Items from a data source
::::::::

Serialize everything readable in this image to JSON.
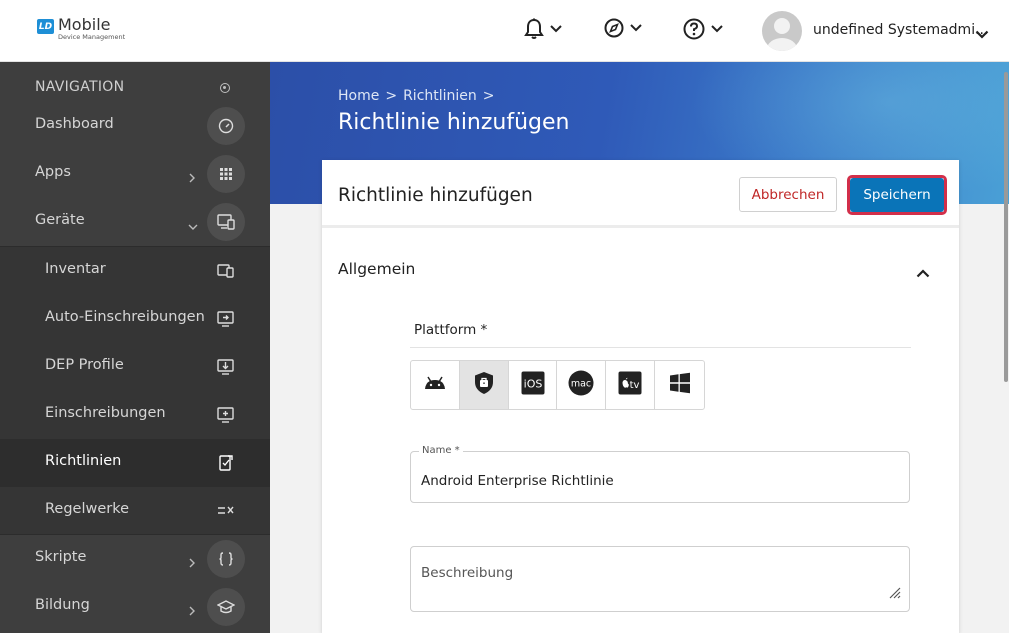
{
  "header": {
    "logo_badge": "LD",
    "logo_title": "Mobile",
    "logo_subtitle": "Device Management",
    "user_name": "undefined Systemadmi..."
  },
  "sidebar": {
    "title": "NAVIGATION",
    "items": [
      {
        "label": "Dashboard",
        "icon": "speedometer-icon"
      },
      {
        "label": "Apps",
        "icon": "grid-icon",
        "has_chevron": true
      },
      {
        "label": "Geräte",
        "icon": "devices-icon",
        "expanded": true
      },
      {
        "label": "Inventar",
        "icon": "inventory-icon",
        "sub": true
      },
      {
        "label": "Auto-Einschreibungen",
        "icon": "auto-enroll-icon",
        "sub": true
      },
      {
        "label": "DEP Profile",
        "icon": "dep-profile-icon",
        "sub": true
      },
      {
        "label": "Einschreibungen",
        "icon": "enrollment-icon",
        "sub": true
      },
      {
        "label": "Richtlinien",
        "icon": "policy-icon",
        "sub": true,
        "active": true
      },
      {
        "label": "Regelwerke",
        "icon": "ruleset-icon",
        "sub": true
      },
      {
        "label": "Skripte",
        "icon": "code-braces-icon",
        "has_chevron": true
      },
      {
        "label": "Bildung",
        "icon": "graduation-cap-icon",
        "has_chevron": true
      }
    ]
  },
  "hero": {
    "breadcrumb": [
      "Home",
      ">",
      "Richtlinien",
      ">"
    ],
    "title": "Richtlinie hinzufügen"
  },
  "card": {
    "title": "Richtlinie hinzufügen",
    "cancel_label": "Abbrechen",
    "save_label": "Speichern",
    "section_title": "Allgemein",
    "platform_label": "Plattform *",
    "platforms": [
      {
        "name": "android-icon"
      },
      {
        "name": "android-enterprise-icon",
        "selected": true
      },
      {
        "name": "ios-icon",
        "text": "iOS"
      },
      {
        "name": "macos-icon",
        "text": "mac"
      },
      {
        "name": "apple-tv-icon",
        "text": "tv"
      },
      {
        "name": "windows-icon"
      }
    ],
    "name_label": "Name *",
    "name_value": "Android Enterprise Richtlinie",
    "description_placeholder": "Beschreibung"
  },
  "colors": {
    "primary": "#0a74b8",
    "cancel_text": "#c02727",
    "highlight": "#d22f4a",
    "sidebar_bg": "#3e3e3e"
  }
}
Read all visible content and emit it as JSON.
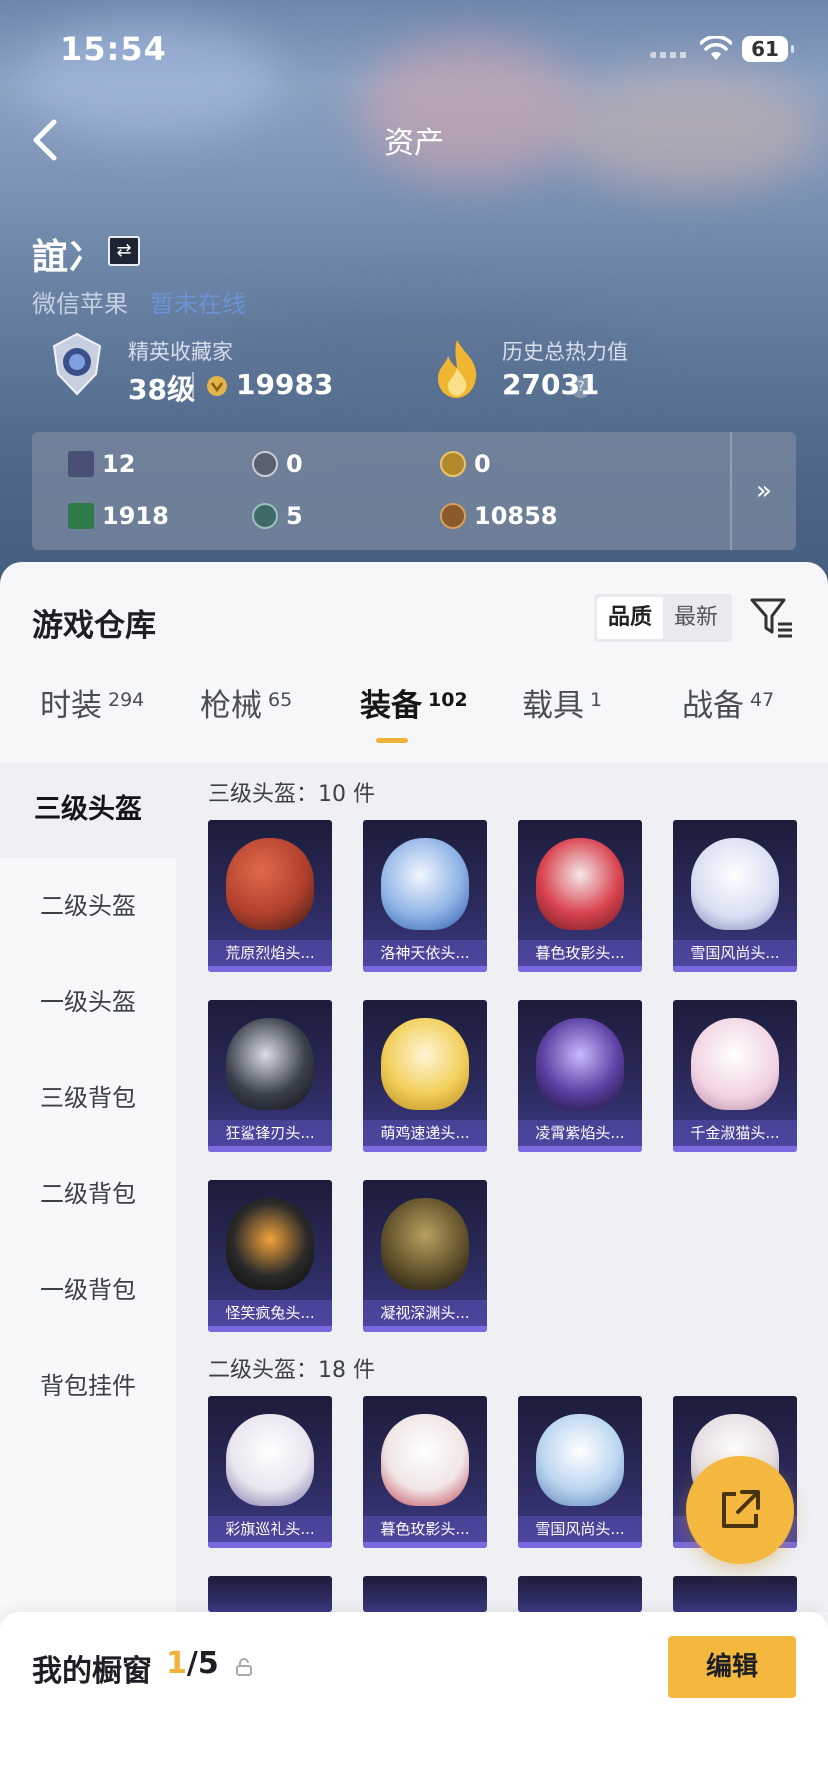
{
  "status_bar": {
    "time": "15:54",
    "battery": "61"
  },
  "nav": {
    "title": "资产"
  },
  "profile": {
    "username": "誼冫",
    "platform": "微信苹果",
    "platform_status": "暂未在线",
    "rank": {
      "title": "精英收藏家",
      "level": "38级",
      "points": "19983"
    },
    "heat": {
      "title": "历史总热力值",
      "value": "27031",
      "help": "?"
    }
  },
  "resources": [
    {
      "icon": "purple-card-icon",
      "value": "12",
      "color": "#4a4f75"
    },
    {
      "icon": "silver-coin-icon",
      "value": "0",
      "color": "#5a6070"
    },
    {
      "icon": "gold-token-icon",
      "value": "0",
      "color": "#b08a2a"
    },
    {
      "icon": "green-card-icon",
      "value": "1918",
      "color": "#2f7a4a"
    },
    {
      "icon": "teal-orb-icon",
      "value": "5",
      "color": "#3f6a6a"
    },
    {
      "icon": "bronze-coin-icon",
      "value": "10858",
      "color": "#8a5a2a"
    }
  ],
  "warehouse": {
    "title": "游戏仓库",
    "sort_options": [
      "品质",
      "最新"
    ],
    "sort_selected": "品质",
    "tabs": [
      {
        "label": "时装",
        "count": "294"
      },
      {
        "label": "枪械",
        "count": "65"
      },
      {
        "label": "装备",
        "count": "102"
      },
      {
        "label": "载具",
        "count": "1"
      },
      {
        "label": "战备",
        "count": "47"
      }
    ],
    "active_tab": "装备",
    "categories": [
      "三级头盔",
      "二级头盔",
      "一级头盔",
      "三级背包",
      "二级背包",
      "一级背包",
      "背包挂件"
    ],
    "active_category": "三级头盔",
    "sections": [
      {
        "heading": "三级头盔：10 件",
        "items": [
          {
            "name": "荒原烈焰头...",
            "color": "#b2402e"
          },
          {
            "name": "洛神天依头...",
            "color": "#8fb4e6"
          },
          {
            "name": "暮色玫影头...",
            "color": "#d9434f"
          },
          {
            "name": "雪国风尚头...",
            "color": "#d8ddf2"
          },
          {
            "name": "狂鲨锋刃头...",
            "color": "#3a3f4c"
          },
          {
            "name": "萌鸡速递头...",
            "color": "#f2cf5b"
          },
          {
            "name": "凌霄紫焰头...",
            "color": "#5a3fa0"
          },
          {
            "name": "千金淑猫头...",
            "color": "#f1d3e2"
          },
          {
            "name": "怪笑疯兔头...",
            "color": "#2a2a2a"
          },
          {
            "name": "凝视深渊头...",
            "color": "#6a5a30"
          }
        ]
      },
      {
        "heading": "二级头盔：18 件",
        "items": [
          {
            "name": "彩旗巡礼头...",
            "color": "#e9e6ef"
          },
          {
            "name": "暮色玫影头...",
            "color": "#f0e6e6"
          },
          {
            "name": "雪国风尚头...",
            "color": "#bcd6f0"
          },
          {
            "name": "",
            "color": "#e6dfe4"
          }
        ]
      }
    ]
  },
  "showcase": {
    "title": "我的橱窗",
    "current": "1",
    "total": "/5",
    "edit_label": "编辑"
  }
}
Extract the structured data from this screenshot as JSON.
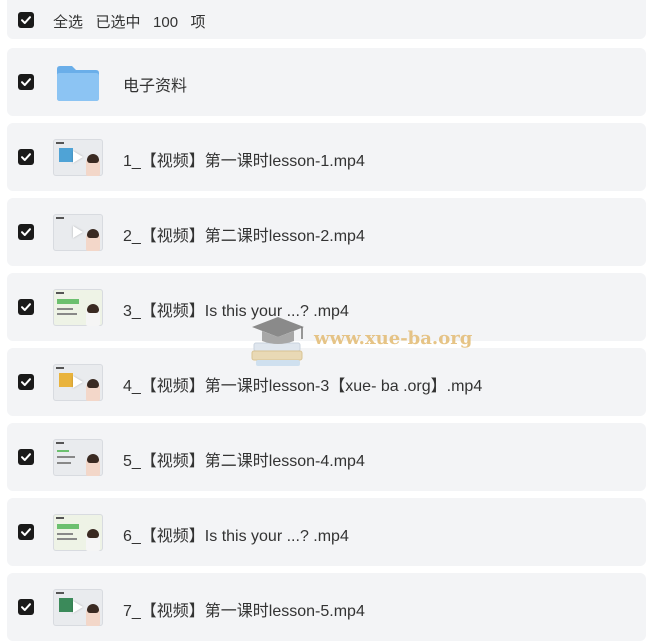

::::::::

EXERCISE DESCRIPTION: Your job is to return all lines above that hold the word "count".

SOLUTION:
        "count": "294"
        "count": "65"
        "count": "102"
        "count": "1"
        "count": "47"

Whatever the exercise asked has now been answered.